* PROBLEM TO WORK ON
Scan the records below. List lines holding "text".

* PROVIDED DATA
****************************************

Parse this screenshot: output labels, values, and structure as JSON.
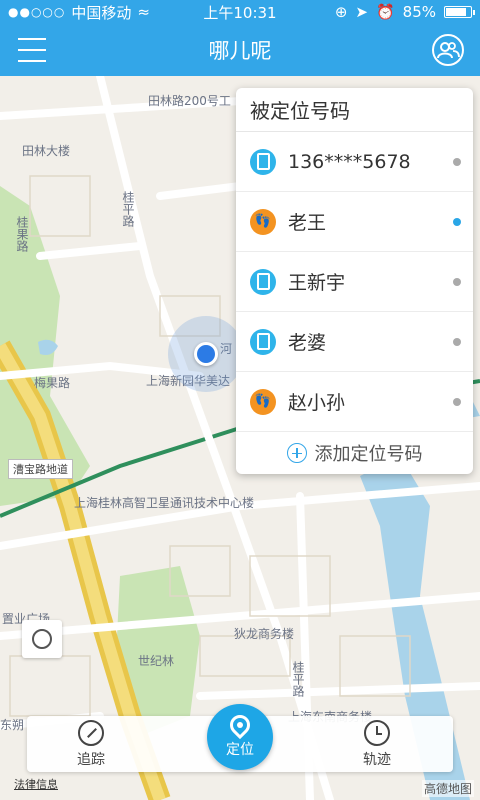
{
  "status_bar": {
    "signal_dots": "●●○○○",
    "carrier": "中国移动",
    "time": "上午10:31",
    "battery_percent": "85%",
    "battery_level": 0.85
  },
  "nav": {
    "title": "哪儿呢"
  },
  "panel": {
    "title": "被定位号码",
    "contacts": [
      {
        "name": "136****5678",
        "icon": "phone-icon",
        "active": false
      },
      {
        "name": "老王",
        "icon": "elder-icon",
        "active": true
      },
      {
        "name": "王新宇",
        "icon": "phone-icon",
        "active": false
      },
      {
        "name": "老婆",
        "icon": "phone-icon",
        "active": false
      },
      {
        "name": "赵小孙",
        "icon": "elder-icon",
        "active": false
      }
    ],
    "add_label": "添加定位号码"
  },
  "map_labels": {
    "l1": "田林路200号工",
    "l2": "田林大楼",
    "l3": "桂果路",
    "l4": "桂平路",
    "l5": "梅果路",
    "l6": "上海新园华美达",
    "l7": "漕宝路地道",
    "l8": "上海桂林高智卫星通讯技术中心楼",
    "l9": "置业广场",
    "l10": "世纪林",
    "l11": "狄龙商务楼",
    "l12": "桂平路",
    "l13": "东朔",
    "l14": "上海东南商务楼",
    "l15": "河"
  },
  "bottom": {
    "track_label": "追踪",
    "locate_label": "定位",
    "history_label": "轨迹"
  },
  "legal": "法律信息",
  "amap": "高德地图",
  "colors": {
    "primary": "#33a6e8",
    "phone_icon": "#2fb4ea",
    "elder_icon": "#f39321",
    "active_dot": "#2aa6e6"
  }
}
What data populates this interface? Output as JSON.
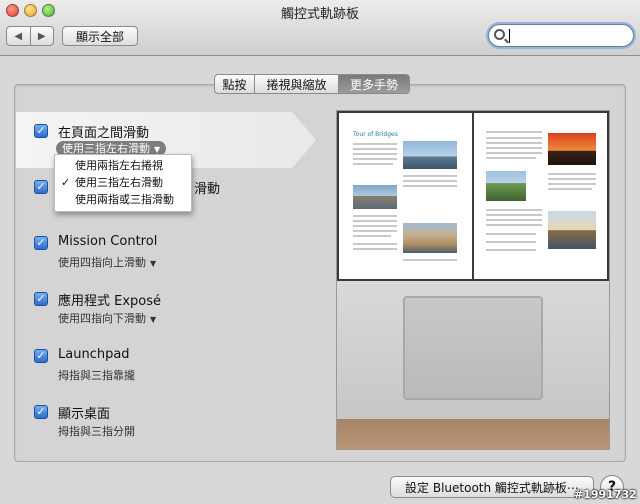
{
  "window": {
    "title": "觸控式軌跡板",
    "nav_back": "◀",
    "nav_forward": "▶",
    "show_all": "顯示全部",
    "search_value": ""
  },
  "tabs": [
    {
      "label": "點按",
      "active": false
    },
    {
      "label": "捲視與縮放",
      "active": false
    },
    {
      "label": "更多手勢",
      "active": true
    }
  ],
  "options": {
    "swipe_pages": {
      "title": "在頁面之間滑動",
      "setting": "使用三指左右滑動",
      "checked": true
    },
    "fullscreen_tail": "滑動",
    "mission_control": {
      "title": "Mission Control",
      "setting": "使用四指向上滑動",
      "checked": true
    },
    "app_expose": {
      "title": "應用程式 Exposé",
      "setting": "使用四指向下滑動",
      "checked": true
    },
    "launchpad": {
      "title": "Launchpad",
      "setting": "拇指與三指靠攏",
      "checked": true
    },
    "show_desktop": {
      "title": "顯示桌面",
      "setting": "拇指與三指分開",
      "checked": true
    }
  },
  "dropdown_menu": {
    "items": [
      {
        "label": "使用兩指左右捲視",
        "selected": false
      },
      {
        "label": "使用三指左右滑動",
        "selected": true
      },
      {
        "label": "使用兩指或三指滑動",
        "selected": false
      }
    ]
  },
  "checkmark": "✓",
  "menu_checkmark": "✓",
  "arrow": "▼",
  "preview": {
    "book_title": "Tour of Bridges"
  },
  "bottom": {
    "bluetooth_button": "設定 Bluetooth 觸控式軌跡板⋯",
    "help": "?"
  },
  "watermark": "#1991732"
}
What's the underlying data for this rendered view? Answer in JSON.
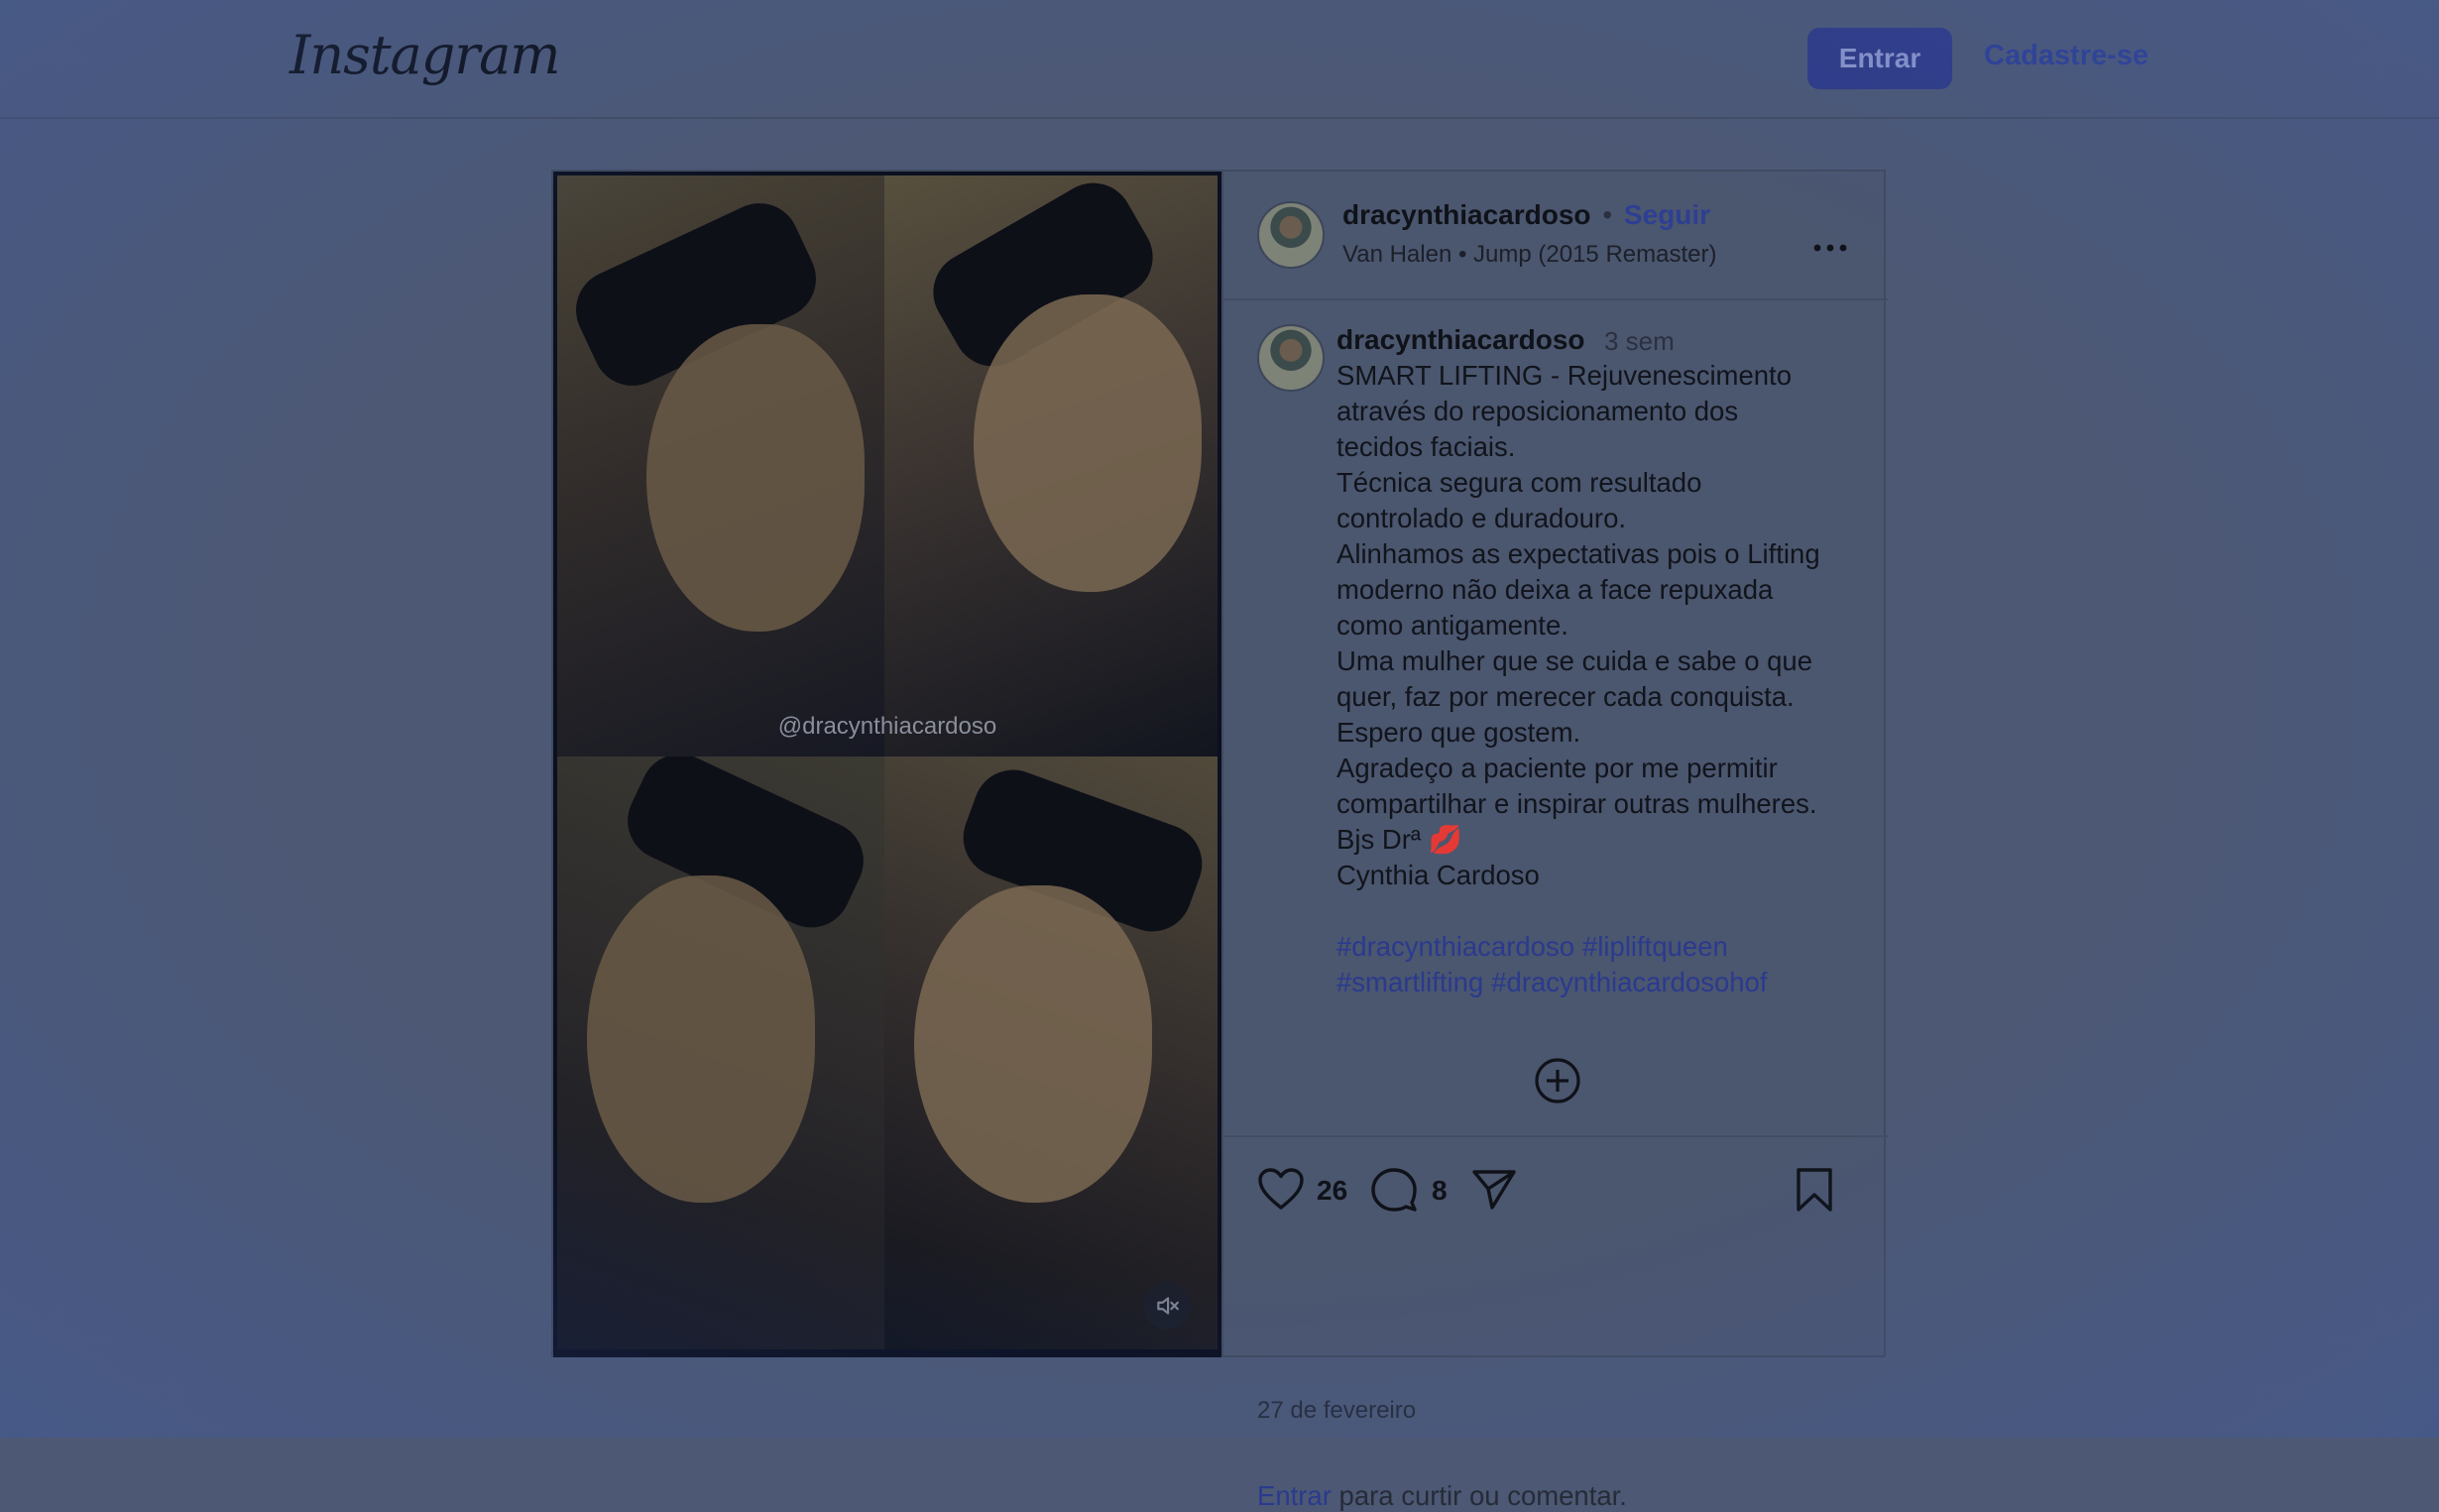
{
  "header": {
    "logo": "Instagram",
    "login_label": "Entrar",
    "signup_label": "Cadastre-se"
  },
  "media": {
    "watermark": "@dracynthiacardoso",
    "mute_icon": "speaker-muted-icon"
  },
  "post": {
    "username": "dracynthiacardoso",
    "separator": "•",
    "follow_label": "Seguir",
    "music": "Van Halen • Jump (2015 Remaster)",
    "more_icon": "more-options-icon",
    "caption": {
      "username": "dracynthiacardoso",
      "time": "3 sem",
      "text": "SMART LIFTING - Rejuvenescimento\natravés do reposicionamento dos\ntecidos faciais.\nTécnica segura com resultado\ncontrolado e duradouro.\nAlinhamos as expectativas pois o Lifting\nmoderno não deixa a face repuxada\ncomo antigamente.\nUma mulher que se cuida e sabe o que\nquer, faz por merecer cada conquista.\nEspero que gostem.\nAgradeço a paciente por me permitir\ncompartilhar e inspirar outras mulheres.\nBjs Drª 💋\nCynthia Cardoso",
      "hashtags": [
        "#dracynthiacardoso",
        "#lipliftqueen",
        "#smartlifting",
        "#dracynthiacardosohof"
      ]
    },
    "load_more_icon": "plus-circle-icon",
    "likes": "26",
    "comments": "8",
    "date": "27 de fevereiro",
    "footer": {
      "login_link": "Entrar",
      "text": " para curtir ou comentar."
    }
  },
  "colors": {
    "overlay_background": "#4c5874",
    "link": "#2e3f93",
    "button": "#2f3a86"
  }
}
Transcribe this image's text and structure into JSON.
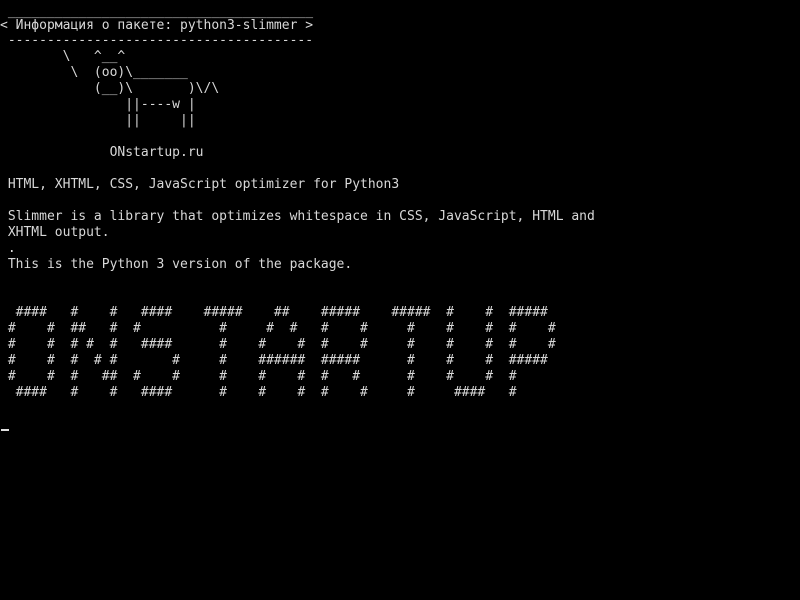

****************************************

* RESPONSE TO THIS TASK
      "text": "SMART LIFTING - Rejuvenescimento\natravés do reposicionamento dos\ntecidos faciais.\nTécnica segura com resultado\ncontrolado e duradouro.\nAlinhamos as expectativas pois o Lifting\nmoderno não deixa a face repuxada\ncomo antigamente.\nUma mulher que se cuida e sabe o que\nquer, faz por merecer cada conquista.\nEspero que gostem.\nAgradeço a paciente por me permitir\ncompartilhar e inspirar outras mulheres.\nBjs Drª 💋\nCynthia Cardoso",
      "text": " para curtir ou comentar."
Transcribe this image's text and structure into JSON.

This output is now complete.